Landmark patent ruling over breast cancer gene BRCA1

Lost the case ... Yvonne D'Arcy.
Lost the case ... Yvonne D'Arcy.
Part of the sequence of  BRCA1.

Part of the sequence of BRCA1.

More patents over human genetic material could be granted after a landmark ruling in the federal court in Sydney on Friday morning.

Federal court Justice John Nicholas has ruled that a private company can continue to hold a patent over the so-called breast cancer gene BRCA1, in a decision that has devastated cancer victims.

The decision is the first in Australia to rule on whether isolated genes can be patented, and will set a precedent in favour of commercial ownership of genetic material.

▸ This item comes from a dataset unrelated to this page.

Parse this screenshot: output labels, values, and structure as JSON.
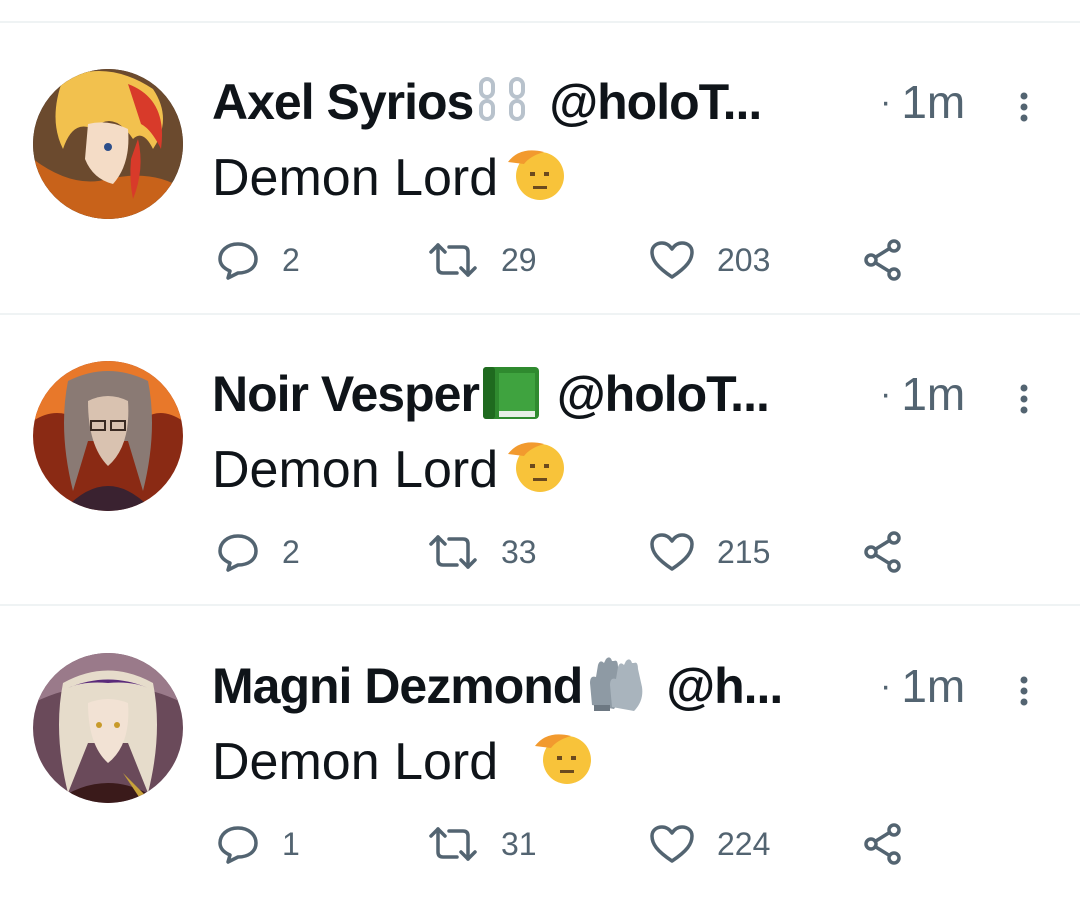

Women with the BRCA genes have a 65 per cent increased risk for breast cancer, and a 40 per cent increased risk of ovarian cancer.

The case was fought by the law firm Maurice Blackburn, on behalf of Cancer Voices Australia and a Brisbane woman with a history of breast cancer, Yvonne D'Arcy.

Rebecca Gilsenan, the principal lawyer at Maurice Blackburn, said the company had argued that isolating a gene did not constitute manufacturing a new invention, and so should not qualify for a patent.

"We argued that isolated genetic material is not an invention but is naturally occurring," Ms Gilsenan said. "The ruling… has far reaching consequences for future medical research and genetic testing."

Ms D'arcy was in tears as she left court this morning.

"To tell the truth I'm very disappointed," she said. "We were doing this for future generations, and I'm just so disappointed."

Ms Gilsenan said Maurice Blackburn would not rule out appealing the decision.

"We will consider what the judgment says and consider our options," she said.

Justice Nicholas also awarded costs against the applicants.

The BRCA1 patent is granted to a US biotechnology company, Myriad Genetics, which in Australia has granted an exclusive licence to the patent to a company called Genetic Technologies Limited.

In 2008, Genetic Technologies attempted to enforce its patent rights over the gene, and threatened pathology and cancer centres with legal action.

After a public backlash it did not follow through with its threat, and it has not actively defended the case in Australia.

But Myriad Genetics had defended its patent rights in the Australian case.

In the US, where the case against the BRCA1 patent is also being fought, there have been several decisions and appeals.

The US Supreme Court will again consider the case in its current session, meaning a hearing is expected before the middle of the year.

This story Landmark patent ruling over breast cancer gene BRCA1 first appeared on The Sydney Morning Herald.